ACTIVITY —
Line by line, give the data again exactly as it appears, but without pictures.

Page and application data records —
□ □ □ □ □ □ □
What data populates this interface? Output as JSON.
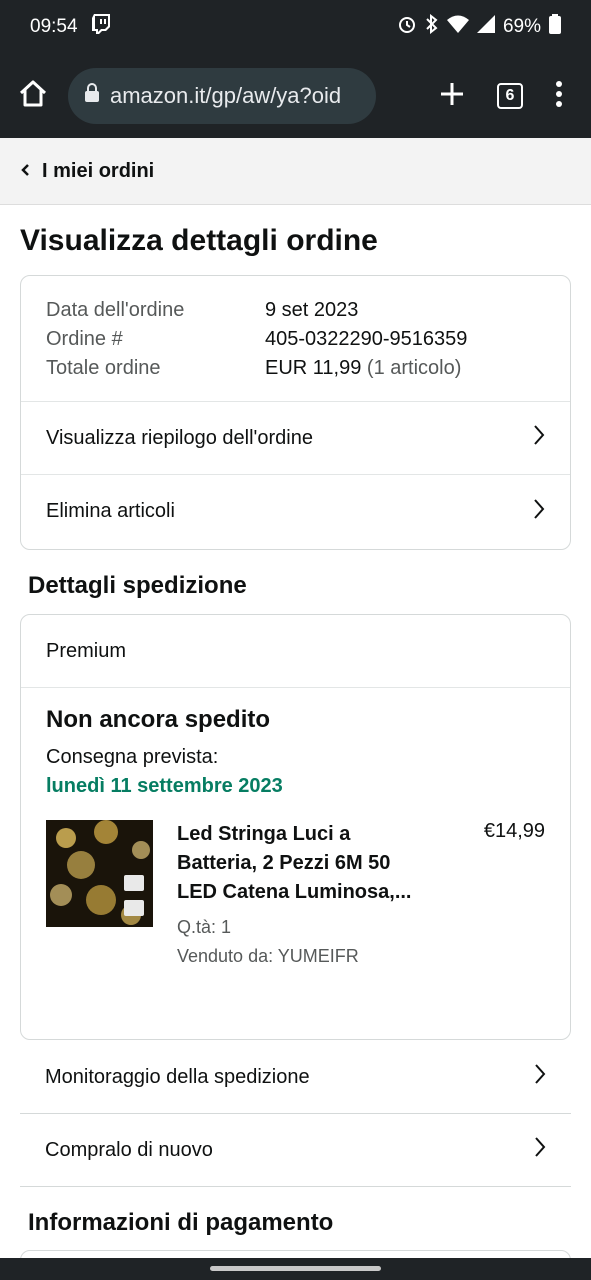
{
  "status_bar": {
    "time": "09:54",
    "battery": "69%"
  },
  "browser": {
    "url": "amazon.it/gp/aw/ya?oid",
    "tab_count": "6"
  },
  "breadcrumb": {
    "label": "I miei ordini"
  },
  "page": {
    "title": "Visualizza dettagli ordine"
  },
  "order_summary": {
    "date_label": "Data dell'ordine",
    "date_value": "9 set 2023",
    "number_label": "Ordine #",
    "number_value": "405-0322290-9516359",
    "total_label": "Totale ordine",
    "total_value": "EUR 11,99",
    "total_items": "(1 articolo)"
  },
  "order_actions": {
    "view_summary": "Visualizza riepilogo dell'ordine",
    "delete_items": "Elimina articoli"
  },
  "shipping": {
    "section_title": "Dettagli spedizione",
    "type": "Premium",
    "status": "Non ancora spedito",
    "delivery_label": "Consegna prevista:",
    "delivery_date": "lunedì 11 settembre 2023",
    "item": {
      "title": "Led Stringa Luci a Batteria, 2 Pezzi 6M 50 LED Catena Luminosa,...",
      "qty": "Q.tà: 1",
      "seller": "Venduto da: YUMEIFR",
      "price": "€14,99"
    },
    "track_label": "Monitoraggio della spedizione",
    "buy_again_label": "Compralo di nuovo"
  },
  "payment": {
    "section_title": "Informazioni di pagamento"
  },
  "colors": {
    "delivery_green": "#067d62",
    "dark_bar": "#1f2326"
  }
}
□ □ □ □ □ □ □
ANSWER SPACE —
What data populates this interface? Output as JSON.
{
  "status_bar": {
    "time": "09:54",
    "battery": "69%"
  },
  "browser": {
    "url": "amazon.it/gp/aw/ya?oid",
    "tab_count": "6"
  },
  "breadcrumb": {
    "label": "I miei ordini"
  },
  "page": {
    "title": "Visualizza dettagli ordine"
  },
  "order_summary": {
    "date_label": "Data dell'ordine",
    "date_value": "9 set 2023",
    "number_label": "Ordine #",
    "number_value": "405-0322290-9516359",
    "total_label": "Totale ordine",
    "total_value": "EUR 11,99",
    "total_items": "(1 articolo)"
  },
  "order_actions": {
    "view_summary": "Visualizza riepilogo dell'ordine",
    "delete_items": "Elimina articoli"
  },
  "shipping": {
    "section_title": "Dettagli spedizione",
    "type": "Premium",
    "status": "Non ancora spedito",
    "delivery_label": "Consegna prevista:",
    "delivery_date": "lunedì 11 settembre 2023",
    "item": {
      "title": "Led Stringa Luci a Batteria, 2 Pezzi 6M 50 LED Catena Luminosa,...",
      "qty": "Q.tà: 1",
      "seller": "Venduto da: YUMEIFR",
      "price": "€14,99"
    },
    "track_label": "Monitoraggio della spedizione",
    "buy_again_label": "Compralo di nuovo"
  },
  "payment": {
    "section_title": "Informazioni di pagamento"
  },
  "colors": {
    "delivery_green": "#067d62",
    "dark_bar": "#1f2326"
  }
}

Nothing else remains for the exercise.